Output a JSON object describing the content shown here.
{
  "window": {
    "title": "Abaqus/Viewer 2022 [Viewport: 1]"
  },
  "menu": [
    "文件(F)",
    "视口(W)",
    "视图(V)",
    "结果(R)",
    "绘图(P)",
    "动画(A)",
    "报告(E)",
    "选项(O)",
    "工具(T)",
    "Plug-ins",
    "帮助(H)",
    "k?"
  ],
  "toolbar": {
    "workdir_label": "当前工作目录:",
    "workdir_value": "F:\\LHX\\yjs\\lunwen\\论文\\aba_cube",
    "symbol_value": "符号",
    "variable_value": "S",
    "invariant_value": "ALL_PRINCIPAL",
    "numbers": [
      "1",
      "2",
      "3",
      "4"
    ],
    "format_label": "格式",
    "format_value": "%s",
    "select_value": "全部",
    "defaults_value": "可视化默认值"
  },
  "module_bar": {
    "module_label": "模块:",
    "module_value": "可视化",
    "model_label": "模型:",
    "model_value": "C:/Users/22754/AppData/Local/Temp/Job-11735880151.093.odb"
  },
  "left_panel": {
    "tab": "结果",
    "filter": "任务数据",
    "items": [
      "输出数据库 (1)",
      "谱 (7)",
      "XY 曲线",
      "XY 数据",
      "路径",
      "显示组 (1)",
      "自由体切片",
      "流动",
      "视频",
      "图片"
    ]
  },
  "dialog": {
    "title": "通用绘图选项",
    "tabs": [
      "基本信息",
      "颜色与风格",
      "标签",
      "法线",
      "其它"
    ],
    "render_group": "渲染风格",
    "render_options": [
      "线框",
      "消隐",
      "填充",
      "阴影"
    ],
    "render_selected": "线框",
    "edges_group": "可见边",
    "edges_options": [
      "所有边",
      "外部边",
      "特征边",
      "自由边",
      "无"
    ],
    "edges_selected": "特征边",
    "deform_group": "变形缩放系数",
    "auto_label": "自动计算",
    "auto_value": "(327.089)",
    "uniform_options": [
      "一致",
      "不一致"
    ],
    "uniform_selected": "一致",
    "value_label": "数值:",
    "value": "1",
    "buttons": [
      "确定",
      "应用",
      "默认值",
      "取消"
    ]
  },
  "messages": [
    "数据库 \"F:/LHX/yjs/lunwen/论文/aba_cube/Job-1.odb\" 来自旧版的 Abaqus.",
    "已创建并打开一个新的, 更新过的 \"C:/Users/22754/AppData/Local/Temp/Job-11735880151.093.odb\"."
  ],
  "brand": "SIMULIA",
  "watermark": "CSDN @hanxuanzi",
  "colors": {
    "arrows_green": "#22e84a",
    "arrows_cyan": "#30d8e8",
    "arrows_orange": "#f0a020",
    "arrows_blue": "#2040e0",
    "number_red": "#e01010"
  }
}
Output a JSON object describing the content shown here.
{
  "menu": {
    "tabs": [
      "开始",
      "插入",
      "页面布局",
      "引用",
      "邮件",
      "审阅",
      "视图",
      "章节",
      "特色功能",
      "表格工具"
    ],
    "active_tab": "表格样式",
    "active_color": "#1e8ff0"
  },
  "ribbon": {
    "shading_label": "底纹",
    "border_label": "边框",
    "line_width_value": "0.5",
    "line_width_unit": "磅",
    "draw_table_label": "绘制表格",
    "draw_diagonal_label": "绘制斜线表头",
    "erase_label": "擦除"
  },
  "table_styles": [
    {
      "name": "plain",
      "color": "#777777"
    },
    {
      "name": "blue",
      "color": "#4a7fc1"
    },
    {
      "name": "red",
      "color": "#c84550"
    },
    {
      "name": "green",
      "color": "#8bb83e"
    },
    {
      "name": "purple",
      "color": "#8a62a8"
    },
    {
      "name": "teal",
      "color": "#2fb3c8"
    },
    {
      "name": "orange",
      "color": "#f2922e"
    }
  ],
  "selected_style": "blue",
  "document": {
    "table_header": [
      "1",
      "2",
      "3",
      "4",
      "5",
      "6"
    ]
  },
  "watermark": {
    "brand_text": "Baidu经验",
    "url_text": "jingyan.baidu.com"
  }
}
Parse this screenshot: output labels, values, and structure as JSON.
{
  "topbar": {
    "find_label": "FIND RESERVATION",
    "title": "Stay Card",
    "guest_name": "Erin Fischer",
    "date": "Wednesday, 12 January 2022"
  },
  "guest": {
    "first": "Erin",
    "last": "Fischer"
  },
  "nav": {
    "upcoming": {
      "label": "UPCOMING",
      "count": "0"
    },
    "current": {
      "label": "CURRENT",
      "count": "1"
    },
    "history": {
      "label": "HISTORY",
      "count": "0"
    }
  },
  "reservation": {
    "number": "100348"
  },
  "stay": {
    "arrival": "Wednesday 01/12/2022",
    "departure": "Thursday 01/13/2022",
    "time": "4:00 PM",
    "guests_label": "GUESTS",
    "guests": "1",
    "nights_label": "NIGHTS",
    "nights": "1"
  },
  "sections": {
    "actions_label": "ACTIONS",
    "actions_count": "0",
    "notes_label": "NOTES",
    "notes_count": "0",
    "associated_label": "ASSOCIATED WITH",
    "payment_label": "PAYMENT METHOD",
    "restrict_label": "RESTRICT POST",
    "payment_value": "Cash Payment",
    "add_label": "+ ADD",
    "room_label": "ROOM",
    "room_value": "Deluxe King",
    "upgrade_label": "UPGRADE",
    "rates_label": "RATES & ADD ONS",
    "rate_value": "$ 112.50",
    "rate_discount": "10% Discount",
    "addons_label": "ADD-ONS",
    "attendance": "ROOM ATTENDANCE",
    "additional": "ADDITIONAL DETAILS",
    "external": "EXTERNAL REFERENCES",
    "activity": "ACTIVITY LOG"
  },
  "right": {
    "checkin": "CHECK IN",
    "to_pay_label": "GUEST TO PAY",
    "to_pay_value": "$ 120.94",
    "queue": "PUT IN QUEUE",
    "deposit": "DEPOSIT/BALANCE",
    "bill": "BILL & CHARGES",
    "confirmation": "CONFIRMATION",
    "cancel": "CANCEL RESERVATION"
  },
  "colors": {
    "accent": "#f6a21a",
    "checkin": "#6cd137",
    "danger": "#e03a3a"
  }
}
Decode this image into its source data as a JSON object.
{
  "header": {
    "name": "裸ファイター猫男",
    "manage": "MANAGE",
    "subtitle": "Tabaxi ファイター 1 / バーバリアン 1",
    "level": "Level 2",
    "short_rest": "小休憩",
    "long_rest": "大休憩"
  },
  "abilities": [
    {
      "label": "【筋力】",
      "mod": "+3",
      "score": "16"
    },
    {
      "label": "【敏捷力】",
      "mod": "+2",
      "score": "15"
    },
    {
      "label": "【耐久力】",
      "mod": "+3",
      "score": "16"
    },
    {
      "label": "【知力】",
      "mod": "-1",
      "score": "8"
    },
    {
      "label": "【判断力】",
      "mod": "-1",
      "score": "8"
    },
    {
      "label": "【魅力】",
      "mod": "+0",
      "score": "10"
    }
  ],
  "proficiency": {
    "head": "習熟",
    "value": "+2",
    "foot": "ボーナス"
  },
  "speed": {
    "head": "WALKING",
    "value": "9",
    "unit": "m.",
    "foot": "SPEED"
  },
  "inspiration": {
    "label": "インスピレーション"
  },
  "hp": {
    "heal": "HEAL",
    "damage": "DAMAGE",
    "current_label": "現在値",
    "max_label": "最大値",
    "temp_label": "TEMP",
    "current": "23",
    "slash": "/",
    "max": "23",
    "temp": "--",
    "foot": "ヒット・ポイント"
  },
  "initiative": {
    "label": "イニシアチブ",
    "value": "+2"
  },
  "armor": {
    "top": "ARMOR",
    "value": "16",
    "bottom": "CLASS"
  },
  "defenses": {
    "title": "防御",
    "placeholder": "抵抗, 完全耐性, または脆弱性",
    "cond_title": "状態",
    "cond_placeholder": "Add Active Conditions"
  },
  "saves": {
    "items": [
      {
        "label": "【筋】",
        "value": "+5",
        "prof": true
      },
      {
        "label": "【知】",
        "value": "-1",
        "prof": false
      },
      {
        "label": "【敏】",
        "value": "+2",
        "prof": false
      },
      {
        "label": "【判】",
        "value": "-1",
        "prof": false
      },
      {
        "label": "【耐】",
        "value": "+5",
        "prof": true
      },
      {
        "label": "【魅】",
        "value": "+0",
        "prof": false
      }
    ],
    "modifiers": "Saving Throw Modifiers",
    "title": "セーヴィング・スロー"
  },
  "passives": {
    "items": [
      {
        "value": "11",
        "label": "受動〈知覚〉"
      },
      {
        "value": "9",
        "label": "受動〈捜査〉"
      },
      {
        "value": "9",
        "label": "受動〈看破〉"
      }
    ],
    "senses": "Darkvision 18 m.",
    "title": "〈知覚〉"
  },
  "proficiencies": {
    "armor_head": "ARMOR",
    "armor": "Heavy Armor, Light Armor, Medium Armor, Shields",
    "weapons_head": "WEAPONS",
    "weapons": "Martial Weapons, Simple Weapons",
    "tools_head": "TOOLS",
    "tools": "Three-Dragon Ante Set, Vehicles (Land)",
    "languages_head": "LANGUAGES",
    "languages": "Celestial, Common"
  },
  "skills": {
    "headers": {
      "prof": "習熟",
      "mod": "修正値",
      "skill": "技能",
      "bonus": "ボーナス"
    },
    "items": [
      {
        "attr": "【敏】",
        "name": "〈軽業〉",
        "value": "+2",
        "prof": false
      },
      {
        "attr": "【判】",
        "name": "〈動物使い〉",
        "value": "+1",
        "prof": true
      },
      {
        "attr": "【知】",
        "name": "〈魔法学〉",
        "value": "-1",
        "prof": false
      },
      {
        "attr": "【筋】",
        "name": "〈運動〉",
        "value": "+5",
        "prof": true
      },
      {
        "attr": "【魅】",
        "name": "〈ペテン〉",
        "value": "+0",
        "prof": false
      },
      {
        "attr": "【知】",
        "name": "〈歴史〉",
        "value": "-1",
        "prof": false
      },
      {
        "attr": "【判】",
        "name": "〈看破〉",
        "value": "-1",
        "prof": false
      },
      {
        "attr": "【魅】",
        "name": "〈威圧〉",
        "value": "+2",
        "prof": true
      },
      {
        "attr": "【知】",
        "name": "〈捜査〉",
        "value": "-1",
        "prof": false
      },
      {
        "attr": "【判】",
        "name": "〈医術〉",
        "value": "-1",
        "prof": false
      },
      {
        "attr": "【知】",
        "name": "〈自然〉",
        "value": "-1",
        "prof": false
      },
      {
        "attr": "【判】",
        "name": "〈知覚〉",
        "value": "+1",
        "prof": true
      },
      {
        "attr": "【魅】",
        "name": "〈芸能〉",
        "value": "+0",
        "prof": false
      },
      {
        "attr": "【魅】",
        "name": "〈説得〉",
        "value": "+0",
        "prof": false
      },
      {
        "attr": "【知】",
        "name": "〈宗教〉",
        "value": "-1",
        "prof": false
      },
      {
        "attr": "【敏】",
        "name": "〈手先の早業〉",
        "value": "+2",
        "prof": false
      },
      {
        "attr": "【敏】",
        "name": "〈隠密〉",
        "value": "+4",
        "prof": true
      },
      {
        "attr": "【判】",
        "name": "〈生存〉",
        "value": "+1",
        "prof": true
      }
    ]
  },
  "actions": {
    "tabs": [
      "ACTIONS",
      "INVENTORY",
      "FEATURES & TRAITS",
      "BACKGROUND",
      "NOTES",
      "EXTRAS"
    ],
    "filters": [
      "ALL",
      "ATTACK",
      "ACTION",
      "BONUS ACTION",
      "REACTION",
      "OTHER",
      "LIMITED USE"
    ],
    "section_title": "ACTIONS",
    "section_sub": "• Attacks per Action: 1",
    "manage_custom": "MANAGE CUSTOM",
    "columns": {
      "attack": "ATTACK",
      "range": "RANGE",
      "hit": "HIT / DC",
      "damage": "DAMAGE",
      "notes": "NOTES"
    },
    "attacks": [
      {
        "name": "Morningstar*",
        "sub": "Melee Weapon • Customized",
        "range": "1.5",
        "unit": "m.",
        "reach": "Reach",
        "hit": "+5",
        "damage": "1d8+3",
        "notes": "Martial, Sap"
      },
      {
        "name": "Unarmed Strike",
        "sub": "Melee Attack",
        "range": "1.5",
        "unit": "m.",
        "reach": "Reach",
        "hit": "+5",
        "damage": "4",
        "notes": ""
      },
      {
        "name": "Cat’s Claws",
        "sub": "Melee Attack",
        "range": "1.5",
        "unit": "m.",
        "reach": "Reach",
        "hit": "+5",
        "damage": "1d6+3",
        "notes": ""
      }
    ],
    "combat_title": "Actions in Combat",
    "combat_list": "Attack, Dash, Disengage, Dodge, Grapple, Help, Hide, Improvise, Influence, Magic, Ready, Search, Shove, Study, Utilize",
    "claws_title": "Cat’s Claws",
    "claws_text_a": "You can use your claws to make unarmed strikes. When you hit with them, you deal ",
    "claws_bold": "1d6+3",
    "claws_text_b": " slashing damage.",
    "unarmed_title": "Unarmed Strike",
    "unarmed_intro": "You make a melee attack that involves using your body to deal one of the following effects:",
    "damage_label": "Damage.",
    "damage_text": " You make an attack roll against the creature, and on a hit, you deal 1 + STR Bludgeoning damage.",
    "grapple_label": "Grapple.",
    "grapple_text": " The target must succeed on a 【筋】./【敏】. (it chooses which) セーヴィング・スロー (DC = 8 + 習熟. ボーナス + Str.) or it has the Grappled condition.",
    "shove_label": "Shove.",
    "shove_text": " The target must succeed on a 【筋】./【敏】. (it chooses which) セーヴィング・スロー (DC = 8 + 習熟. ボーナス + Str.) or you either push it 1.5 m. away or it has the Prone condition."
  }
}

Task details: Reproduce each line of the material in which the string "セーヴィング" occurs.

Response to this task:
    "title": "セーヴィング・スロー"
    "grapple_text": " The target must succeed on a 【筋】./【敏】. (it chooses which) セーヴィング・スロー (DC = 8 + 習熟. ボーナス + Str.) or it has the Grappled condition.",
    "shove_text": " The target must succeed on a 【筋】./【敏】. (it chooses which) セーヴィング・スロー (DC = 8 + 習熟. ボーナス + Str.) or you either push it 1.5 m. away or it has the Prone condition."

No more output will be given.